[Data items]
########
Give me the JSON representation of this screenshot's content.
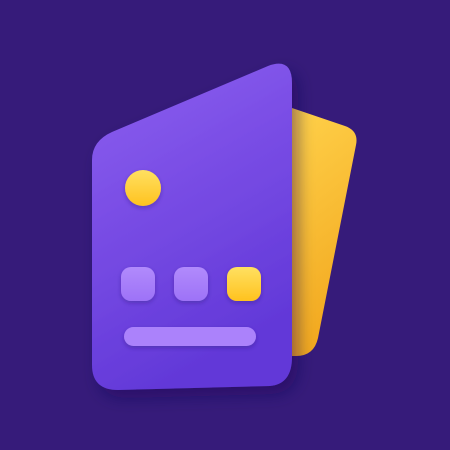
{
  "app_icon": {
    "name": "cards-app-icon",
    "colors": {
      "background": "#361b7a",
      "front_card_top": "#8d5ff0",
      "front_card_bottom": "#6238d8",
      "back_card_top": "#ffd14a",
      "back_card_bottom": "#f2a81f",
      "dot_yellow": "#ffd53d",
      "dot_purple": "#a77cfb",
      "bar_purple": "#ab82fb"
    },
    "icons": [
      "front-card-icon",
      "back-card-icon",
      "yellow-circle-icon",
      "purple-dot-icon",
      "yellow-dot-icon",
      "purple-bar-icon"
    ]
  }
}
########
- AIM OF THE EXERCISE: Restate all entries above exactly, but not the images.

- SOLVED EXERCISE:
Give me the JSON representation of this screenshot's content.
{
  "app_icon": {
    "name": "cards-app-icon",
    "colors": {
      "background": "#361b7a",
      "front_card_top": "#8d5ff0",
      "front_card_bottom": "#6238d8",
      "back_card_top": "#ffd14a",
      "back_card_bottom": "#f2a81f",
      "dot_yellow": "#ffd53d",
      "dot_purple": "#a77cfb",
      "bar_purple": "#ab82fb"
    },
    "icons": [
      "front-card-icon",
      "back-card-icon",
      "yellow-circle-icon",
      "purple-dot-icon",
      "yellow-dot-icon",
      "purple-bar-icon"
    ]
  }
}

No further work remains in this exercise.